"As you grow the business, you realise the value of making it a place that people want to be - that’s for the customers or staff."

How to make Rola Wala's overnight nagaland pulled lamb

Make your own Rola Wala naan rolls at home with Mark's famous Nagaland Lamb.

The recipe has a few interesting ingredients, but they are all available at your local supermarket and the process couldn’t be easier.

Get creative with your naan rolls.

Buy some pre-made naan from the supermarket, or a local Indian restaurant, with fresh coriander, red onion, tomato, Greek yogurt, lemon juice.

You can even use fruit like fresh mango. Mark recommends chilli and tomato chutney to give it some much-needed sweetness. Do not use tomato sauce as it will overpower the flavours.

This recipe is enough for 10-15 servings, making it perfect for a large family, or you can divide it up and keep it in the fridge or freezer for next time.



- Large joint of lamb shoulder (bone in) approx. 3kg

- Rapeseed oil 50ml

- Meat rub 35g

Note: you can use a supermarket meat rub with a high salt content. Or you would like to make your own here is a simple recipe (you will need 35g of this mix for this recipe):

- Salt 40g

- Sugar 40g

- Ground cumin 1tsp

- Ground coriander 1tsp

- Garam masala 1tsp

- Chilli powder 1/2 tsp

- Turmeric 1/2 tsp

- Smoked paprika 1/4 tsp


1. Pre-heat oven to 275c, fan on. Ensure that it is up to temperature before placing the lamb in the oven.

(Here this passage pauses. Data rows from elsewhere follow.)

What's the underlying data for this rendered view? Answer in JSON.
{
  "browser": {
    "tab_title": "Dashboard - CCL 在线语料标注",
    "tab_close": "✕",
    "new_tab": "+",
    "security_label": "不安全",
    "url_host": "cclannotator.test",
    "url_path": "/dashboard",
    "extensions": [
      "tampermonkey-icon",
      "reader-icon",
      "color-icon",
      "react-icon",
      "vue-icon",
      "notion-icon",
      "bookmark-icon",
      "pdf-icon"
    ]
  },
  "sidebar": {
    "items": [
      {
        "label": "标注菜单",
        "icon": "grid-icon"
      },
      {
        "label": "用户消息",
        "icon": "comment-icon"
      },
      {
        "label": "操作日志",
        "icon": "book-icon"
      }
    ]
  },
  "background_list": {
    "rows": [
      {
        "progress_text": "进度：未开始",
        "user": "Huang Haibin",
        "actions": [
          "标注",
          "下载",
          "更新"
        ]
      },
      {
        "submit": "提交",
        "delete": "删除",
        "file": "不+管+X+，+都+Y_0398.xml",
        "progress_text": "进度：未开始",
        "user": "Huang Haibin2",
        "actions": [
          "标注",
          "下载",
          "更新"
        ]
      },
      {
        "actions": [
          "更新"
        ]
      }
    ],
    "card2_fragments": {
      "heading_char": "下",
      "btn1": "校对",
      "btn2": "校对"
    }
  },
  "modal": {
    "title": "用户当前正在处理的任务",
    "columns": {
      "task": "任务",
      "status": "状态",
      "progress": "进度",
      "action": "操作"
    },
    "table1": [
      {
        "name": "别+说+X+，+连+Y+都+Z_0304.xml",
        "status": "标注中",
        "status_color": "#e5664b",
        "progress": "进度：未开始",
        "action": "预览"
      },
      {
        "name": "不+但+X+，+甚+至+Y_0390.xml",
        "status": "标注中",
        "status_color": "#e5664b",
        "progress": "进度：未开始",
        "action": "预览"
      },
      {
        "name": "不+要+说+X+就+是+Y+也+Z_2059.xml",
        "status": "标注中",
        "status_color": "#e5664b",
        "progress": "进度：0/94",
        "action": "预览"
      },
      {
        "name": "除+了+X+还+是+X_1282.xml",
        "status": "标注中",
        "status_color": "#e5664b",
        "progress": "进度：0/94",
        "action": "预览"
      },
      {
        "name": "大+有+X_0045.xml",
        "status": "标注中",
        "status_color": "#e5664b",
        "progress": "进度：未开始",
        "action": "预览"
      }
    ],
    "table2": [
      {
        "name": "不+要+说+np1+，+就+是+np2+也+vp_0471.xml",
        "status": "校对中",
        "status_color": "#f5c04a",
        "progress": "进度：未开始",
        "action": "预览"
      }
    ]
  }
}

2. Using sharp knife, remove any large pieces of fat from the lamb.

3. Place lamb into baking tray, cover with meat rub and oil, and place it in the pre heated oven for 15-20 minutes, until the lamb is crispy dark brown on the outside.



- Rapeseed Oil 50ml

- Vinegar 300ml

- Water 300ml

- Garam Masala 2tsp

- Black Mustard Seeds 2tsp

- Cumin seeds 2tsp

- Fenugreek seeds 1/2 tsp

- Garlic – 1 bulb, separate cloves and crushed

- Hot sliced chilli (Birdseye work well) 1-5

- Large thumb of ginger, diced

- Sliced brown onions, 8 medium

- Table salt 10g


1. While the lamb is cooking, combine all ingredients in a mixing bowl and set aside.

2. Remove seared lamb from the oven, and turn the oven down to 100c, leave the door open for 5 minutes to cool it down quickly

3. After 5 minutes, place onion mix into baking tray, covering the lamb. Tightly wrap the tray in tin foil, try to get a tight seal to minimise liquid escaping during the cooking process. Place it inside the oven at 100c for 12 hours.

4. Remove the lamb and let it rest for up to an hour.

5. Remove foil, gently shred the lamb and serve.

Need a quicker cook?

We recommend an overnight cook, but if you don’t have 12 hours, you can place the lamb in the oven for 4 hours at 220c in the second stage.